I confess, I am a little nervous as I head into Monday’s post. It is the first chance we have for book club discussion. It is the first opportunity to see if this little experiment is viable. Again this and all other features on Being Cancer are on-going and subject to change and improvement. As I have written to a number of my readers recently, please do consider adding Being Cancer to your blogrolls (or it it blogsroll?). Sharing resources is one way we have to continue to grow and build this cancer community.
Christine Lynds answered the study questions on her blog The Edge of Light – by Christine Lynds. So dipping into her post is as good a place to start as any to begin the discussion.
Balancing your own needs and the needs of loved ones can be the most complicated part of this whole ordeal. I don’t want to make this any harder for my family than it already is, but I know that putting my own needs first does just that sometimes. I try to listen and understand where they are coming from, but I need to make my own choices in the end.
Randy’s decision to go ahead with his projects were the best thing for his family in the long run. Loved ones shouldn’t be left with the sorrow of knowing that the person never realized their dreams.
Dennis: I couldn’t help but think that there were some gender issues here. Women in general tend to value family above other considerations. Likewise, men in our culture seem more goal-oriented. If the roles had been reversed in Randy’s relationship, would the discussion have been the same?
“Kids – more than anything else – need to know their parents love them. Their parents don’t have to be alive for that to happen.” How does this theme resonate for you in dealing with illness and family? He worries that his young children will not remember him.
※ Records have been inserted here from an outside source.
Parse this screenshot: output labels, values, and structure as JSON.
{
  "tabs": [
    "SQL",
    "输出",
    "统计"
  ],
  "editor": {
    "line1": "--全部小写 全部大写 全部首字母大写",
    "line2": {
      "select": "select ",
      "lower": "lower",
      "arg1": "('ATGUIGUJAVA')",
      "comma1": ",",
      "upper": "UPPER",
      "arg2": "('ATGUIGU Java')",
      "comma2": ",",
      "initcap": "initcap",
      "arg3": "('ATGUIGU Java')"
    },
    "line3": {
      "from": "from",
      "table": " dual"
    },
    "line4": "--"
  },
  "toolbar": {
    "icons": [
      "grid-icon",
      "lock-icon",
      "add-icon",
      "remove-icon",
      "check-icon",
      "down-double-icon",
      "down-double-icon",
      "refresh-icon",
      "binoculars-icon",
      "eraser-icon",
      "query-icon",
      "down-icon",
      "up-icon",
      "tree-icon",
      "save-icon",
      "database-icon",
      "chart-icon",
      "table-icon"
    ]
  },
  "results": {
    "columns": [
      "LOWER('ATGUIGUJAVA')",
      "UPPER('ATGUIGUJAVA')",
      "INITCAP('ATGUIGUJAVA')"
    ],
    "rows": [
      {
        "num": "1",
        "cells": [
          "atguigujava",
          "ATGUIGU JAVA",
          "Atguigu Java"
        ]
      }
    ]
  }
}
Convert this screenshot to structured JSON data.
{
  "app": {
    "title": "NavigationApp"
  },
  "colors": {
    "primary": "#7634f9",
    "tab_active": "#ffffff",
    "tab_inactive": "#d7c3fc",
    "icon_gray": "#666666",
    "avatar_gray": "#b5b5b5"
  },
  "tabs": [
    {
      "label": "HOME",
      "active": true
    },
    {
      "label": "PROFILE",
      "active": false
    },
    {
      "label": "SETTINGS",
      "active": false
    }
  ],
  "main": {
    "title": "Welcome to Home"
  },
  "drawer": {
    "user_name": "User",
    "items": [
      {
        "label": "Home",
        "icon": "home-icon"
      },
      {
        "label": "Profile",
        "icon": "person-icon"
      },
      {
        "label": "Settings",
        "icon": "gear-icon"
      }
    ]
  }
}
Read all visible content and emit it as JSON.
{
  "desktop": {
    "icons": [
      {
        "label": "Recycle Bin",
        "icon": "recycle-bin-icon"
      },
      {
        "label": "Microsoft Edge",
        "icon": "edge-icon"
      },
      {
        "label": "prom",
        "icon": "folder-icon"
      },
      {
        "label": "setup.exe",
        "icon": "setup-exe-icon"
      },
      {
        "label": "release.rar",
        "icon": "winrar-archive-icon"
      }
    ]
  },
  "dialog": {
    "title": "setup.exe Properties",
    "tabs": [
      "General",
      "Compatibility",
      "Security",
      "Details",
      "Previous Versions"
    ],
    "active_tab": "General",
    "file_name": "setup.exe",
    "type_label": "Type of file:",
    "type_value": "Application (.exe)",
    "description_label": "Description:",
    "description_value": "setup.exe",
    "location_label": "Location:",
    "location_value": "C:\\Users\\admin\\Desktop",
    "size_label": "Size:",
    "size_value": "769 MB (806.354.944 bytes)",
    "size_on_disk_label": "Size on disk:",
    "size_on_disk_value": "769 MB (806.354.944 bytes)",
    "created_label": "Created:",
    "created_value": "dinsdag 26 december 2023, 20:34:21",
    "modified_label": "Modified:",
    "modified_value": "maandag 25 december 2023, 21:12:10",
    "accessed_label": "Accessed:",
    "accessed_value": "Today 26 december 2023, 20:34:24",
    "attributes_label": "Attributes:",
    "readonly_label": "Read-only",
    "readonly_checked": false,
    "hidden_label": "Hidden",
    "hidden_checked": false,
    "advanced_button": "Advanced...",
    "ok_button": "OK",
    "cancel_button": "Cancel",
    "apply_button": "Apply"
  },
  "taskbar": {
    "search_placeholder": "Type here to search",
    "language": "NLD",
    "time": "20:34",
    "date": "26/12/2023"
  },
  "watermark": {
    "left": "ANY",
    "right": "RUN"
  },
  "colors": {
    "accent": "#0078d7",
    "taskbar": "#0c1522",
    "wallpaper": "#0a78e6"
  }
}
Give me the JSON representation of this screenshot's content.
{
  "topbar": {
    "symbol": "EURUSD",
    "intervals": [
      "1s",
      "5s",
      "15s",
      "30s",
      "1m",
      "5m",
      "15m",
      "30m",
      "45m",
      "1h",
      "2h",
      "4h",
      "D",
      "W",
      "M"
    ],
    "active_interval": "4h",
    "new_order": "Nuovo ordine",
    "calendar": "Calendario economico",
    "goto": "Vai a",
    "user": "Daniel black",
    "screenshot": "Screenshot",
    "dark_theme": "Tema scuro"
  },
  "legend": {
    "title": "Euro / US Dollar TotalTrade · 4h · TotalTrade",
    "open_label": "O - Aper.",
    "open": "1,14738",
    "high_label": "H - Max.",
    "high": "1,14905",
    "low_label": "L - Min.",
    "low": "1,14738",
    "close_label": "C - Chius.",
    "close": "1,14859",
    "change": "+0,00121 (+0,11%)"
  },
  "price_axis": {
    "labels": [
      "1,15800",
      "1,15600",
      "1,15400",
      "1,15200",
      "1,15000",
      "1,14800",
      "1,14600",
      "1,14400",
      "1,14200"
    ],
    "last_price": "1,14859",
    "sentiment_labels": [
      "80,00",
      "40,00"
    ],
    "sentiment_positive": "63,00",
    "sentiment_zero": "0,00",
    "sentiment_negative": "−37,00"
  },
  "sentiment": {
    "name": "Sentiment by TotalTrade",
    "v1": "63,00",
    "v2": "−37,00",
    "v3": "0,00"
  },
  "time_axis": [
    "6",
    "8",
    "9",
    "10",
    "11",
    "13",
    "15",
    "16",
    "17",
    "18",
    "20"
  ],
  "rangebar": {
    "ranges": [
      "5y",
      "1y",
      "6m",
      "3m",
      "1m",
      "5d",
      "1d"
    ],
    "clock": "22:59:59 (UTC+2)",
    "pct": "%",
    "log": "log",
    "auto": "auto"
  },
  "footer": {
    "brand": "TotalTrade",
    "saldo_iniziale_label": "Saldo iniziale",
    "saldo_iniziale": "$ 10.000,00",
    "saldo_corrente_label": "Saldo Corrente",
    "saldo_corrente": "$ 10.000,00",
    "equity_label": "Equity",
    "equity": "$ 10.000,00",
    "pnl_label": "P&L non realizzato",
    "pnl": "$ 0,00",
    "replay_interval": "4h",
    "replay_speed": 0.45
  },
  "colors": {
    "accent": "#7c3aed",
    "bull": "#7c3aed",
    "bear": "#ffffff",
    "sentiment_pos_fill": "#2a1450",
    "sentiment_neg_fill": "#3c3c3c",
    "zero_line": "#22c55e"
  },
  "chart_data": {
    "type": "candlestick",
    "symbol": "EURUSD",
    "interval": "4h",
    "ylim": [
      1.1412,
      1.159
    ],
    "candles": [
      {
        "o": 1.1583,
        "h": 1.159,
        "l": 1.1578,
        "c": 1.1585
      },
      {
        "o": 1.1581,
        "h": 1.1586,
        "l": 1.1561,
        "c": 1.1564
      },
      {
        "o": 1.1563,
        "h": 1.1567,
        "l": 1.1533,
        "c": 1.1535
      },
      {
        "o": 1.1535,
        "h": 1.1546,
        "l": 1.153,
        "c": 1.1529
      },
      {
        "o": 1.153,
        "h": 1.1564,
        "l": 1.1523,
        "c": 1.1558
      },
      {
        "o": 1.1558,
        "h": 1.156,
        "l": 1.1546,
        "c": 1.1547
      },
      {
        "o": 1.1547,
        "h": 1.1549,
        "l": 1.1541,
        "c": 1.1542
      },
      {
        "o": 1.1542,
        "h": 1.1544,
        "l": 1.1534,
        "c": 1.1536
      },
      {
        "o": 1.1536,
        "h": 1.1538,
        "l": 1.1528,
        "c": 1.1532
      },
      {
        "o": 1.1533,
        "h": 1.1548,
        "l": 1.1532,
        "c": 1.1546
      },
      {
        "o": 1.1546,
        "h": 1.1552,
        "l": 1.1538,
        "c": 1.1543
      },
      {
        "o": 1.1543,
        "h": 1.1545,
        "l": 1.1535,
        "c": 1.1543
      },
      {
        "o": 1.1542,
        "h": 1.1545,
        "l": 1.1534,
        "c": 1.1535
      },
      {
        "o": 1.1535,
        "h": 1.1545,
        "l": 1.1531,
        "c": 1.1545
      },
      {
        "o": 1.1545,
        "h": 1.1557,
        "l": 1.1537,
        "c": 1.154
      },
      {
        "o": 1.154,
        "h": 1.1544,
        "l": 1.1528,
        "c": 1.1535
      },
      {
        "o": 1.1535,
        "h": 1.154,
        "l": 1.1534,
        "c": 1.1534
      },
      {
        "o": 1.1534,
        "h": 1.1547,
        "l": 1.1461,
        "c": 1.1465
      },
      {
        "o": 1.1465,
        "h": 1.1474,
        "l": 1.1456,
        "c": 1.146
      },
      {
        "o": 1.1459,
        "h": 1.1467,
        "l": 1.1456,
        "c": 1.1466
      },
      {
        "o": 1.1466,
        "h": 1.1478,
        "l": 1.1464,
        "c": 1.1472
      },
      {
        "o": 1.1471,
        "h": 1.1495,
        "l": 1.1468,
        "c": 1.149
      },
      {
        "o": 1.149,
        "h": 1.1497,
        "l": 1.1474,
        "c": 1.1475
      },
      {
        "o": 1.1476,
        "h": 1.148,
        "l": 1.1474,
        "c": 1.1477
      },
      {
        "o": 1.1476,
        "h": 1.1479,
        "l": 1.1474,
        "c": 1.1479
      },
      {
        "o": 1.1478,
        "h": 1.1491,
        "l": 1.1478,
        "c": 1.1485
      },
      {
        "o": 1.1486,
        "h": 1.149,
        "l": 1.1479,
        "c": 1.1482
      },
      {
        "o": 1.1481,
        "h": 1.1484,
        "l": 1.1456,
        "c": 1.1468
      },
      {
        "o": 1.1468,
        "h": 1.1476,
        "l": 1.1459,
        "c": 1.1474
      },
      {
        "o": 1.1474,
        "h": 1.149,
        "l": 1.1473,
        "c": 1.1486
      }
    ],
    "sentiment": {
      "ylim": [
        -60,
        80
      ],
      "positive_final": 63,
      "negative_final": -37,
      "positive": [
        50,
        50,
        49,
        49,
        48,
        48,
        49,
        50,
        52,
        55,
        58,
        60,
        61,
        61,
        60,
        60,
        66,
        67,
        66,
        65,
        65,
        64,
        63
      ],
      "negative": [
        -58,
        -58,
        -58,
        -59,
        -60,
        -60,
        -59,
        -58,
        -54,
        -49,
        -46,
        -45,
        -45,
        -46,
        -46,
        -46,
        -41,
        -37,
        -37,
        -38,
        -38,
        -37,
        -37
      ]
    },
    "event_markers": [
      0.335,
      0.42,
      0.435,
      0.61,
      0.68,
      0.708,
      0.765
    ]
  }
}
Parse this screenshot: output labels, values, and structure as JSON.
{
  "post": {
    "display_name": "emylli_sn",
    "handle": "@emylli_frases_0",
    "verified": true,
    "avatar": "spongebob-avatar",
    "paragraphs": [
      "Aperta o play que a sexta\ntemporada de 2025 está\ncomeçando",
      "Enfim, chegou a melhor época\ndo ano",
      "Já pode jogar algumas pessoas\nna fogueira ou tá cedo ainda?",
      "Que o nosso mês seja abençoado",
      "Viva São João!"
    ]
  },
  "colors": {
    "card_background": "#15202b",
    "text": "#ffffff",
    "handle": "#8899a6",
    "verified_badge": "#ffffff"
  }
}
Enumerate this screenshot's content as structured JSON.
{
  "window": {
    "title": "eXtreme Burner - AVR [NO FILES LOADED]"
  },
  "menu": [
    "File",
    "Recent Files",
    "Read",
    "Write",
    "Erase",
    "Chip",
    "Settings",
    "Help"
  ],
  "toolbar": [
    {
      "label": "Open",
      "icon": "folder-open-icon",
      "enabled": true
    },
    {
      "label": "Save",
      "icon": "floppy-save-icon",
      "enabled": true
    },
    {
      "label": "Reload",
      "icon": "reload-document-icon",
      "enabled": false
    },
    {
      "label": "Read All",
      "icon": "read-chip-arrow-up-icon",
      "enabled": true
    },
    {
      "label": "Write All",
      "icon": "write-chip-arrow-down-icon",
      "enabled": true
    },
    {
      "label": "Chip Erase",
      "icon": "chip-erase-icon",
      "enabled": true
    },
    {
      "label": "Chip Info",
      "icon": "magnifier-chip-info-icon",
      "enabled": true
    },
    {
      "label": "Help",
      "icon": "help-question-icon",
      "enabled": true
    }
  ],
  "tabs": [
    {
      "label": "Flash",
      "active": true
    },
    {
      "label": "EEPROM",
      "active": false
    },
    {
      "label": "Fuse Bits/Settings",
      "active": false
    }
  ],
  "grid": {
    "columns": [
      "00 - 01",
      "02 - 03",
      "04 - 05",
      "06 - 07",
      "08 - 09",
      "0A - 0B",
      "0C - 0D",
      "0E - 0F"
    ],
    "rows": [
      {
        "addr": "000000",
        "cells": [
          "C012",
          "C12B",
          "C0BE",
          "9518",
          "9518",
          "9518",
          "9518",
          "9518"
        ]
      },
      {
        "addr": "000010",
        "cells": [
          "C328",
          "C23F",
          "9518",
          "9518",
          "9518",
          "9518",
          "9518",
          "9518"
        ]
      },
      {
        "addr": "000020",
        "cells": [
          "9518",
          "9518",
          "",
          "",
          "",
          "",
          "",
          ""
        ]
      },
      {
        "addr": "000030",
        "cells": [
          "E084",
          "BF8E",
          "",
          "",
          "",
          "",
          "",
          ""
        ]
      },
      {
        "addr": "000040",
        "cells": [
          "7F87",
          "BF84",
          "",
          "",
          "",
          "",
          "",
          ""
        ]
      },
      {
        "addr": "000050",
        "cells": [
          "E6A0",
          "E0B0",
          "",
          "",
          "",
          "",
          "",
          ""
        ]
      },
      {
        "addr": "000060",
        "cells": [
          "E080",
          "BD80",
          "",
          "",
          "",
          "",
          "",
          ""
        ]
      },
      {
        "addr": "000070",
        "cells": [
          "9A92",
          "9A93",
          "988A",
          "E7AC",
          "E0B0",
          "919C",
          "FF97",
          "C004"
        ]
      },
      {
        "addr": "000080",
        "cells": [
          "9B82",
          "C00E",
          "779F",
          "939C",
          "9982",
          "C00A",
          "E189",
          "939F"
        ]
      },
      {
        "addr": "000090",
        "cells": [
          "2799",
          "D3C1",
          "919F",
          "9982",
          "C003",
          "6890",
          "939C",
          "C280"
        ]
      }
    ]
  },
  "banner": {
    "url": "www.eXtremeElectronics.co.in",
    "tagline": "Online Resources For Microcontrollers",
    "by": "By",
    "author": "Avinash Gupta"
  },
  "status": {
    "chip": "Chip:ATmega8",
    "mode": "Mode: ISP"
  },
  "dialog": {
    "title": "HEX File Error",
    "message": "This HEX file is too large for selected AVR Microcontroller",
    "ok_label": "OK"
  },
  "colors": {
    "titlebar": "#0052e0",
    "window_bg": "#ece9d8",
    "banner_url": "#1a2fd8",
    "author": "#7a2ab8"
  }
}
What thoughts have you had about the legacy of memory that you might leave your children or grandchildren?
My son is an adult, but I have thought about what I can leave him so that he will continue to feel my love and presence in his life, even after I’m gone.
I keep a journal of letters that I’ve been writing to Adam since he was a baby. This blog will someday become a record of who I was and what was important to me. I’ve considered writing a children’s book about my life for future grandchildren. I plan to call it The Story of Amma (what I want my grandchildren to call me).
Dennis: I have two young grandchildren whom I love more than most anything in this world. Since I am on disability, I have done childcare for them since infancy. Imagining that if I were to leave them, they might have little or no memory of them is difficult to bear. When I looked at the photo on the back cover of the book, seeing he and the kids together, happy – and then to realize that these children might not remember their father, that is really hard.
Another of my readers, Genevieve, writes “cancer has made me much more faithful with all the little “record keeping” things – baby books, momentos saved, photo albums kept up to date. I also keep a 5 year journal in my wide-margin Bible for each child. I am half way through kid number 2 so I have to live at least 13 more years to finish the project!”
Randy tells about how he was raised as a child. How did your own upbringing impact on how you handled your diagnosis and subsequent struggle with disease and treatment?
I think being an introvert has had more of an impact than my childhood has. While I do reach out to other people and am open about my illness, I have needed time to process each development on my own. An important part of that process for me has been writing about my experiences and thoughts along the way.
The second section deals with how Randy strove to achieve childhood dreams. How has that worked out for you? How did cancer affect your pursuit of your dreams?
I’m striving more to achieve adult dreams than childhood ones. It has taken me over 50 years to understand who I am and what is important to me. I do have a ‘bucket list’ but found that creating a list of what I had already done in my life was an even more meaningful exercise. It was confirmation to me of what a great life I’ve already had and it gave me hope that I will continue to have amazing experiences for a long time to come.
Dennis: Kathy wrote “ I remember feeling aggravated and jealous reading about Randy’s pursuit of his childhood dreams while feeling like I’d tossed mine by the wayside for the sake of a secure paycheck. I haven’t yet completely changed gears career-wise, but my perspective is definitely different and I’m more confident that a change will be realized.”
So the discussion has begun. What were your thoughts and reactions. Please leave your Comments below.
Next week’s assignment: Part III “Adventures … and Lessons Learned” Approx 50 pages.
Discussion Questions: In the beginning of this section Randy has met his pancreatuc cancer head-on, asking for the most difficult treatments available. He seems to be in remission. But at a follow-up visit, he discovers not only has he relapsed but has extensive metastases. If you have dealt with relapse or metastasis, how did it feel? How did you deal with it?
In ‘The Man in the Convertible” he relates how difficult it is to judge just how well you are doing emotionally when you are in the midst of your struggle with cancer. How did you make that determination?
In “Pouring Soda on the Backseat” Randy asks his niece and nephew to help his kids remeber how hard he fought to stay alive as long as possible. Your reactions?
In the next few chapters Randy talks about his relationship with his wife. I am sure that we all gave thought to our own relationships when we were first diagnosed. What were some of your thoughts about your spouse?
in “Jai” Randy relates that his wife kept her own journal and that it helped her deal with all those “little” issues that can nag a relationship. Has your partner tried a journal? or something else that helped? She also found that having conversations with other caregivers helped. Does reading other blogs help your spouse or just make it more difficult?